As the dust settles over eastern Ukraine, the consensus is solidifying that the conflict there was the first battle of an attempted Cold War revival. A Cold War requires a Soviet Union, and the government of President Vladimir Putin has finally embraced it as a role model, more than a decade into his reign.
It is a strange Soviet Union: sans communism, but with religion thrown into the mix. It owes as much of its official ideology to the pre-revolutionary Russian Empire, with its state-dependent capitalism and traditionalism. Added to bans on political freedoms and grassroots activity, Internet censorship spreading like cancer and a crackdown on LGBT rights (admittedly mild, compared to Soviet times), this is, in essence, a nanny state with an anti-West complex and an instinctive penchant for militant — if not caveman — conservatism.
The political scientist Samuel Huntington would argue that this is a clash of civilizations spilling out into the open after Russia's failed attempt to integrate with the West, and so it undoubtedly is, to some extent. But there is also a generational aspect to the story, which is that Russia, in a nutshell, is struggling to handle the modern world.
The 21st century is a complex time in which to live. Old economic templates have been rendered null and void by the post-industrial economy, based on factors like social mobility and innovation, and championed by unruly nerds promoting crypto-currencies and using blimps to spread Internet access.
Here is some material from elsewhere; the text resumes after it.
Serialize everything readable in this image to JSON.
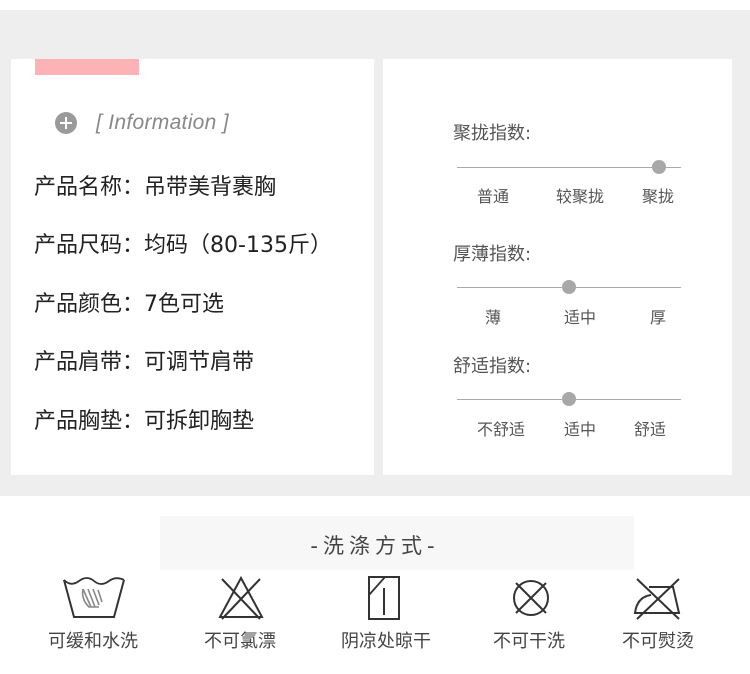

State governance means sharing power, cooperating with grassroots activists and upholding the rights of minorities and majorities in a balancing act worthy of Cirque du Soleil. And that's before even getting to soft power: elusive but arguably more powerful than tanks and Buk missile systems.
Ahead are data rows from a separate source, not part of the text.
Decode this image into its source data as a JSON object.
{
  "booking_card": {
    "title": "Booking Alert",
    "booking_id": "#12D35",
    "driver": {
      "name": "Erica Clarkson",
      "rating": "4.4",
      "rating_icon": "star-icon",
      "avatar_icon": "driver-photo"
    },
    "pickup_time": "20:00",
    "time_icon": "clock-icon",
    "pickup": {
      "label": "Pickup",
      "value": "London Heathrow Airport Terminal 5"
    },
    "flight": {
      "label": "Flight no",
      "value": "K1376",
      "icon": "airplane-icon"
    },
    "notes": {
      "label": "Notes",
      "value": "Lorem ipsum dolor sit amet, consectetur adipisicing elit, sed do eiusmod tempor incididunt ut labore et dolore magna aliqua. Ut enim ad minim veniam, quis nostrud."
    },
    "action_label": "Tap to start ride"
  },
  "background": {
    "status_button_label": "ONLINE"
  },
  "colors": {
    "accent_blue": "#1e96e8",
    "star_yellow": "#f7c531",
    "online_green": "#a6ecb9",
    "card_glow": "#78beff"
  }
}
Meanwhile, Putin does not use the Internet.
He was recently reported to be slowly overcoming his disdain for the world wide web, much flaunted through the 2000s. But no one would call Putin, 61, a man of the Internet age: He is a child of a time when information was disseminated by state-controlled print and television media, power meant factories and tanks (and Buks), and dissent was outlawed, not tolerated. And much of Russia's elite and general public shares this worldview because they also grew up with it.
For too many Russians, the 21st century has proved hard to handle, which is understandable, given the economic shock of trying to adjust to it. The GDP slump in Russia during the 1990s was worse than during World War II, according to leading Russian economist Konstantin Sonin. Little wonder that the nation hungered for stability, certainty, familiarity — for historical safety.
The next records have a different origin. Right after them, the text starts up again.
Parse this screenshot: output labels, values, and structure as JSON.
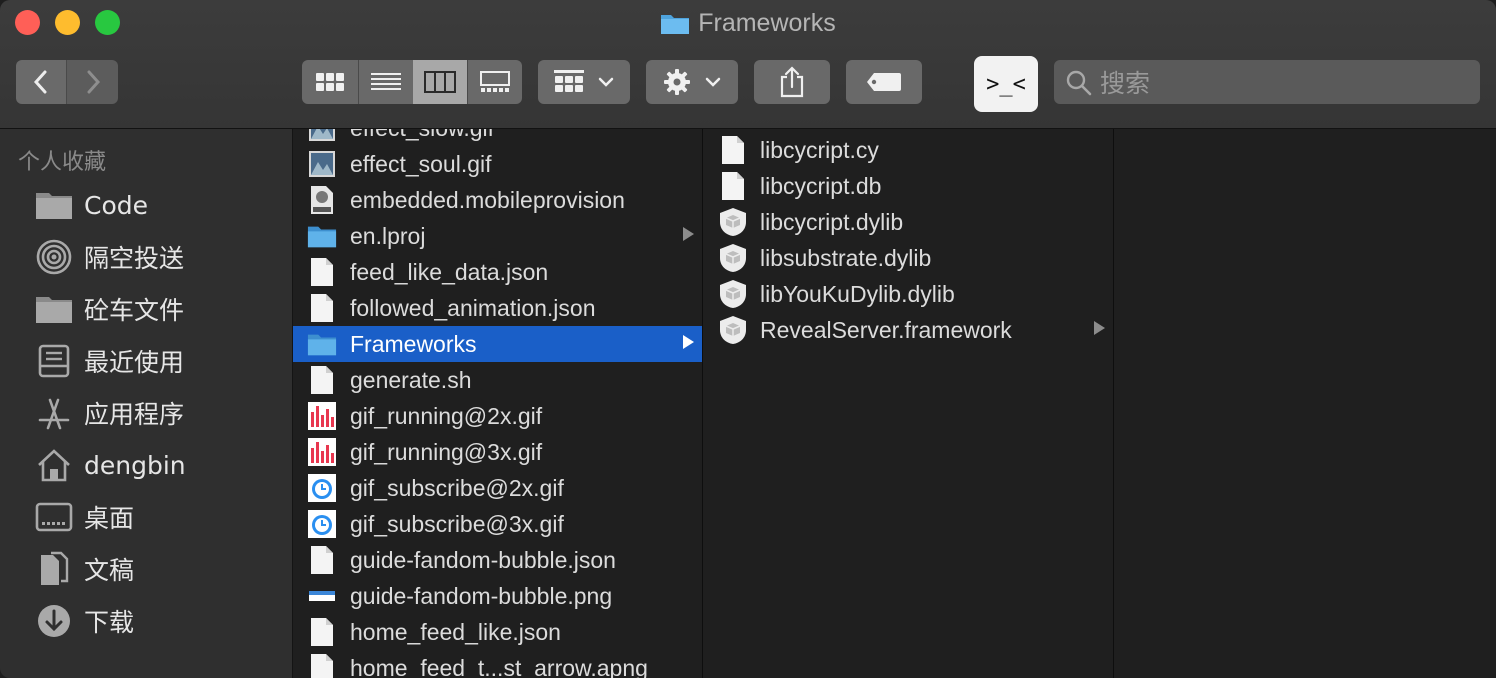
{
  "window": {
    "title": "Frameworks"
  },
  "toolbar": {
    "search_placeholder": "搜索",
    "terminal_label": ">_<"
  },
  "sidebar": {
    "section_title": "个人收藏",
    "items": [
      {
        "label": "Code",
        "icon": "folder-icon"
      },
      {
        "label": "隔空投送",
        "icon": "airdrop-icon"
      },
      {
        "label": "砼车文件",
        "icon": "folder-icon"
      },
      {
        "label": "最近使用",
        "icon": "recents-icon"
      },
      {
        "label": "应用程序",
        "icon": "applications-icon"
      },
      {
        "label": "dengbin",
        "icon": "home-icon"
      },
      {
        "label": "桌面",
        "icon": "desktop-icon"
      },
      {
        "label": "文稿",
        "icon": "documents-icon"
      },
      {
        "label": "下载",
        "icon": "downloads-icon"
      }
    ]
  },
  "column1": {
    "items": [
      {
        "name": "effect_slow.gif",
        "icon": "image-thumb-icon",
        "folder": false
      },
      {
        "name": "effect_soul.gif",
        "icon": "image-thumb-icon",
        "folder": false
      },
      {
        "name": "embedded.mobileprovision",
        "icon": "provision-icon",
        "folder": false
      },
      {
        "name": "en.lproj",
        "icon": "folder-icon",
        "folder": true
      },
      {
        "name": "feed_like_data.json",
        "icon": "document-icon",
        "folder": false
      },
      {
        "name": "followed_animation.json",
        "icon": "document-icon",
        "folder": false
      },
      {
        "name": "Frameworks",
        "icon": "folder-icon",
        "folder": true,
        "selected": true
      },
      {
        "name": "generate.sh",
        "icon": "document-icon",
        "folder": false
      },
      {
        "name": "gif_running@2x.gif",
        "icon": "bars-gif-icon",
        "folder": false
      },
      {
        "name": "gif_running@3x.gif",
        "icon": "bars-gif-icon",
        "folder": false
      },
      {
        "name": "gif_subscribe@2x.gif",
        "icon": "alarm-gif-icon",
        "folder": false
      },
      {
        "name": "gif_subscribe@3x.gif",
        "icon": "alarm-gif-icon",
        "folder": false
      },
      {
        "name": "guide-fandom-bubble.json",
        "icon": "document-icon",
        "folder": false
      },
      {
        "name": "guide-fandom-bubble.png",
        "icon": "png-thumb-icon",
        "folder": false
      },
      {
        "name": "home_feed_like.json",
        "icon": "document-icon",
        "folder": false
      },
      {
        "name": "home_feed_t...st_arrow.apng",
        "icon": "document-icon",
        "folder": false
      }
    ]
  },
  "column2": {
    "items": [
      {
        "name": "libcycript.cy",
        "icon": "document-icon",
        "folder": false
      },
      {
        "name": "libcycript.db",
        "icon": "document-icon",
        "folder": false
      },
      {
        "name": "libcycript.dylib",
        "icon": "dylib-icon",
        "folder": false
      },
      {
        "name": "libsubstrate.dylib",
        "icon": "dylib-icon",
        "folder": false
      },
      {
        "name": "libYouKuDylib.dylib",
        "icon": "dylib-icon",
        "folder": false
      },
      {
        "name": "RevealServer.framework",
        "icon": "dylib-icon",
        "folder": true
      }
    ]
  }
}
This is why Russia has fallen back on the dream of a past Golden Age. It is easier to censor or ban the Internet than to cope with independent news websites and opposition bloggers. It is easier to throw trillions at the military-industrial complex — just as the Soviets did for decades — than to foster innovation. It is easier to boost national self-esteem by piggybacking on old Soviet achievements than to painstakingly attain new feats worthy of global respect.
The Soviet revival was made easier by the fact that Russia never really got the Soviet Union out of its system, at least not nearly as thoroughly as its former Warsaw Pact satellites or even ex-Soviet republics did. Soviet bureaucrats remained the backbone of the ruling establishment — case in point: Putin — and imperial ideology was never replaced by nationalism as elsewhere, including Ukraine.
But the quest to rebuild the Soviet Union is a rearguard, doomed battle. A lot of people in Russia have already moved on beyond the Soviet dream: the 2011-2013 anti-Putin protesters were essentially people who have adjusted to modern times. They remain a minority, but time and societal evolution are hard to stop, and not even Putin is eternal. Russians colonized Siberia and pioneered space exploration: There is no reason to believe they are incapable of handling the modern world, eventually.
The one real problem is that it will take a crisis of gigantic proportions to snap Russia out of its nostalgic imperial reverie. Everyone who does not subscribe to the Soviet revival is already bracing for impact; for the rest, it is going to hurt. But this is the cost of finally leaving the past for the present.